TASK INSTRUCTIONS
A single number is wanted: how many lines of the data include the string "可以报名参加兽医全科类考试".

(Items from an interface collection)
■ ■ ■ ■ ■
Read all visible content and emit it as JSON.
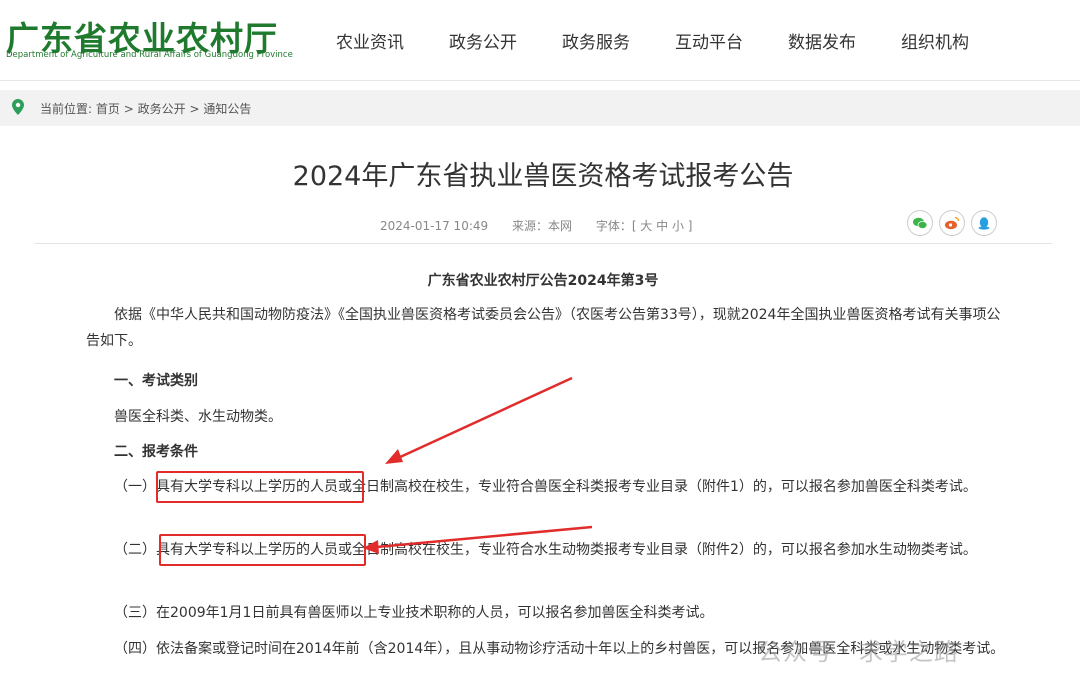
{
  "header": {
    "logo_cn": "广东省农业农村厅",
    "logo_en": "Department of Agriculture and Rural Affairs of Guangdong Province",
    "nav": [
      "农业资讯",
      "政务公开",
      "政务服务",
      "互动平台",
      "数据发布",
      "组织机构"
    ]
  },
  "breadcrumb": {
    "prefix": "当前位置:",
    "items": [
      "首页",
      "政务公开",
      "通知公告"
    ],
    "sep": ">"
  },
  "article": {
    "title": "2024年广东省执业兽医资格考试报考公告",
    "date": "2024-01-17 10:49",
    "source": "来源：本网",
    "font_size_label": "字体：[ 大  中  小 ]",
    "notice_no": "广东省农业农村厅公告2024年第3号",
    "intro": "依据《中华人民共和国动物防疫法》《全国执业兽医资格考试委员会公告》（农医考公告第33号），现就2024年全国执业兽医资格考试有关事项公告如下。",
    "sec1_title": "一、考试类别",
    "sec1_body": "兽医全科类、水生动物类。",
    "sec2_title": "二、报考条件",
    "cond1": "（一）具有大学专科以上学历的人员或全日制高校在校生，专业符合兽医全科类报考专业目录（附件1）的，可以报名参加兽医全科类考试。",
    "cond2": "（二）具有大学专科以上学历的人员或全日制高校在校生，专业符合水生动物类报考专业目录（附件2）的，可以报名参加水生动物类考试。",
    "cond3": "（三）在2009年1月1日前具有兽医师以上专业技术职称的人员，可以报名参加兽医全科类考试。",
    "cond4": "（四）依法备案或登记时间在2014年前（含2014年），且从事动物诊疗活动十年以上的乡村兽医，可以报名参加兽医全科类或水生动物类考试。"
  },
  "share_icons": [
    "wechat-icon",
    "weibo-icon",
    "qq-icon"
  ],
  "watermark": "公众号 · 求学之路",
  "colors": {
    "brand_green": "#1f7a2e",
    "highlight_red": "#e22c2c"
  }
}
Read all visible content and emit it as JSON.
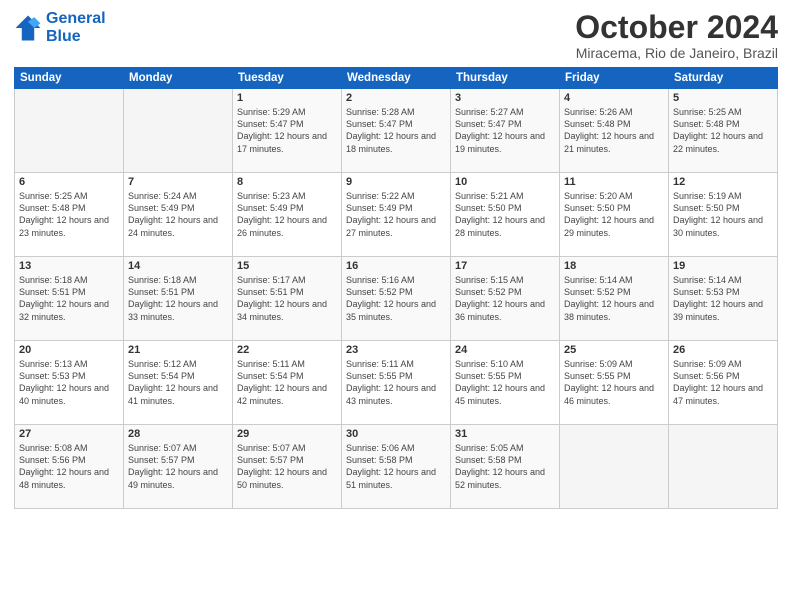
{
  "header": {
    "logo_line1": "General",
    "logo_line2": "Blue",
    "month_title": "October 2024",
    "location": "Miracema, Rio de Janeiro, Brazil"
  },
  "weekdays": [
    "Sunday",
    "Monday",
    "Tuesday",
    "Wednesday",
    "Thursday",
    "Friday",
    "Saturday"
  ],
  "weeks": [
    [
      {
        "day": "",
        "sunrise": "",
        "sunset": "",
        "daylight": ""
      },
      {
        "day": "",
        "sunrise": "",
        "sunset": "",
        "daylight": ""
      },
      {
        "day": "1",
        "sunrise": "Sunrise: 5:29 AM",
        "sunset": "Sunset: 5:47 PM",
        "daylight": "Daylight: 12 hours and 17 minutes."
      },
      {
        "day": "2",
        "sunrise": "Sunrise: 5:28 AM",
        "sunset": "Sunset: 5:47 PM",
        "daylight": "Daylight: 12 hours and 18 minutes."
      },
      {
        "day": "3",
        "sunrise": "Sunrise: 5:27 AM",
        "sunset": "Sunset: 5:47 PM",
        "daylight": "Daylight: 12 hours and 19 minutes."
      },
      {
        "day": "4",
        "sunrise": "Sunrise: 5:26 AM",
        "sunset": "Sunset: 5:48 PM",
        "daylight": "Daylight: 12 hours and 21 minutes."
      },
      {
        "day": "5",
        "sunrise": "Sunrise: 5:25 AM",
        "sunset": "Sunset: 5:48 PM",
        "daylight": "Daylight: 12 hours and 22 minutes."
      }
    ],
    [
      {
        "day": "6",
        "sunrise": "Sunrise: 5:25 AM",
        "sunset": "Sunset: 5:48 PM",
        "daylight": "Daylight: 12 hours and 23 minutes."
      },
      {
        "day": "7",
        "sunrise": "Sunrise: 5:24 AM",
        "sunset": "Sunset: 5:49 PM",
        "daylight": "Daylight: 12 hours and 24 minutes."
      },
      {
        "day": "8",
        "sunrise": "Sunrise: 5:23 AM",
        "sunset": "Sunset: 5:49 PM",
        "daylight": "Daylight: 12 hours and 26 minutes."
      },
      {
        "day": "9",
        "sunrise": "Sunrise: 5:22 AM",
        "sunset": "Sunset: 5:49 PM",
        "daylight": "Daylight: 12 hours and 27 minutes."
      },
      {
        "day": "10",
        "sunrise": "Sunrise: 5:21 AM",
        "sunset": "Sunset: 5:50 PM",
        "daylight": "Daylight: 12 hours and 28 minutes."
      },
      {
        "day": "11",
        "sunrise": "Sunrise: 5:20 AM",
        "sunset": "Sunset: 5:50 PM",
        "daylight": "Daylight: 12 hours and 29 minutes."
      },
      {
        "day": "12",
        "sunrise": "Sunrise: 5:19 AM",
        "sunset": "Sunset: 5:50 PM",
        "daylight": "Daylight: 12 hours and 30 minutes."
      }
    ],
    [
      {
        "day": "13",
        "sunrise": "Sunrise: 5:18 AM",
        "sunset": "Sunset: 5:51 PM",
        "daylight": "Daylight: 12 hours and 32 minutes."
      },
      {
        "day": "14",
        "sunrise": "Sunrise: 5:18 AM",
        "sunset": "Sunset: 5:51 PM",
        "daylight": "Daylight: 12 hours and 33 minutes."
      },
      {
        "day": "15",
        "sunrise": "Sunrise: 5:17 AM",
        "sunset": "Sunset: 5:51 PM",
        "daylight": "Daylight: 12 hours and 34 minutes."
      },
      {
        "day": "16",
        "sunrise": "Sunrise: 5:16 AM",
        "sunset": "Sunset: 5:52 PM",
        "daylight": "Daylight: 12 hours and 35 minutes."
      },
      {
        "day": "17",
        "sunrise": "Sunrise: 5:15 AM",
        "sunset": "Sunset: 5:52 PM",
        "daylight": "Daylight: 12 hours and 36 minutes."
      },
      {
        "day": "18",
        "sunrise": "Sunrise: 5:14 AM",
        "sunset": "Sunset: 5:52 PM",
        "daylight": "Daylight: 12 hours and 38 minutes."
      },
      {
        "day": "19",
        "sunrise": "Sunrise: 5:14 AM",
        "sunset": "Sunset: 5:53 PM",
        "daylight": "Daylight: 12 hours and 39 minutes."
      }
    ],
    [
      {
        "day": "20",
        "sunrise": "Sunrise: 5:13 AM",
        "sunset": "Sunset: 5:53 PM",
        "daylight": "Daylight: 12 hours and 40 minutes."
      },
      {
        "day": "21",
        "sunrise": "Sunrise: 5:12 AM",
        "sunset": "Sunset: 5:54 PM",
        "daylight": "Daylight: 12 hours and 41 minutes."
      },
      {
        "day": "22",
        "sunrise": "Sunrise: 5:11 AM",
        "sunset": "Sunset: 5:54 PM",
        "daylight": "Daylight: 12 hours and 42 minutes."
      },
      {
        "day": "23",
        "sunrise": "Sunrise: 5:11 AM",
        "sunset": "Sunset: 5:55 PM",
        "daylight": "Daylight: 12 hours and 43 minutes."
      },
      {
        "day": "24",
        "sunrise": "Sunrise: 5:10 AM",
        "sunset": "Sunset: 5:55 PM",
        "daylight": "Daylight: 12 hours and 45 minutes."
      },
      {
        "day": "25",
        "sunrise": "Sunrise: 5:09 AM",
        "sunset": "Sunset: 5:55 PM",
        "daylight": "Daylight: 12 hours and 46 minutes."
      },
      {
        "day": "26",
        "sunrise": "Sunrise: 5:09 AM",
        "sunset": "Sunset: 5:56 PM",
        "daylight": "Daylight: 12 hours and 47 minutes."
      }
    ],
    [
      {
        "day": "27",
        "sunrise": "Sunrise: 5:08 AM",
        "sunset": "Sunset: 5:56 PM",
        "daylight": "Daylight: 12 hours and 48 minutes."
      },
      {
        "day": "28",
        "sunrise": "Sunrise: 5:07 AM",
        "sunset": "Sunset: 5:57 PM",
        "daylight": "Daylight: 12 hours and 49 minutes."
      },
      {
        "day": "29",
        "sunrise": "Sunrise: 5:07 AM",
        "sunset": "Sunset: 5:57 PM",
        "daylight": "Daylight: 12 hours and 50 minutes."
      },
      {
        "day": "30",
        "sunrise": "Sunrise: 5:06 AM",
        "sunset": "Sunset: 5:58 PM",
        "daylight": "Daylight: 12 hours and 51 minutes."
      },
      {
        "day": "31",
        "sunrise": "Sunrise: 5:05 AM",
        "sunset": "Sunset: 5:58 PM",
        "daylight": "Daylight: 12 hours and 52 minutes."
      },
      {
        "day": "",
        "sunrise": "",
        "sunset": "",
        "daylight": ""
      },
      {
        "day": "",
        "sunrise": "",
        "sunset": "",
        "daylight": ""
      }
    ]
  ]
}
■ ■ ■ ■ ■
ANSWER TO THIS PROBLEM
2